> **WHAT YOU NEED TO DO**
Look through the listing and report every line that has "System" in it.

== == ==

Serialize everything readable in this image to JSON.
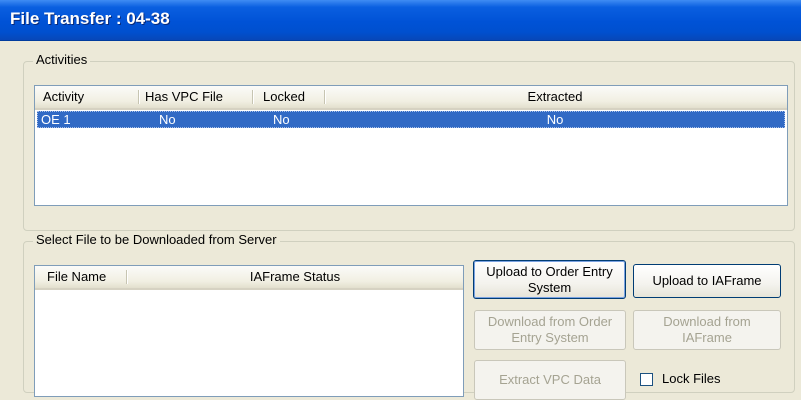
{
  "window": {
    "title": "File Transfer : 04-38"
  },
  "activities": {
    "legend": "Activities",
    "columns": [
      "Activity",
      "Has VPC File",
      "Locked",
      "Extracted"
    ],
    "rows": [
      {
        "activity": "OE 1",
        "has_vpc_file": "No",
        "locked": "No",
        "extracted": "No"
      }
    ]
  },
  "download": {
    "legend": "Select File to be Downloaded from Server",
    "columns": [
      "File Name",
      "IAFrame Status"
    ],
    "rows": []
  },
  "buttons": {
    "upload_oe": "Upload to Order Entry System",
    "upload_iaframe": "Upload to IAFrame",
    "download_oe": "Download from Order Entry System",
    "download_iaframe": "Download from IAFrame",
    "extract_vpc": "Extract VPC Data"
  },
  "lock_files": {
    "label": "Lock Files",
    "checked": false
  },
  "colors": {
    "title_bar": "#0052d6",
    "selection": "#316ac5",
    "window_bg": "#ece9d8"
  }
}
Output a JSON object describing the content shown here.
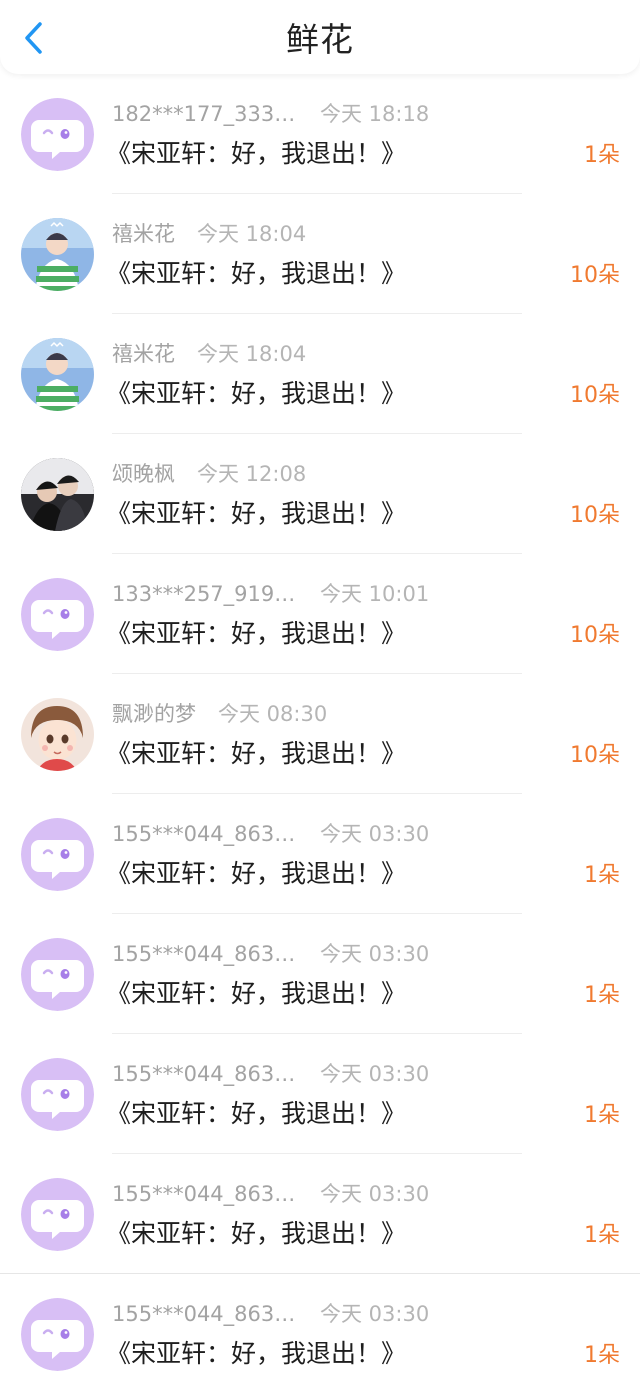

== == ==

> **ANSWER FOR THIS EXERCISE**
    "upload_oe": "Upload to Order Entry System",
    "download_oe": "Download from Order Entry System",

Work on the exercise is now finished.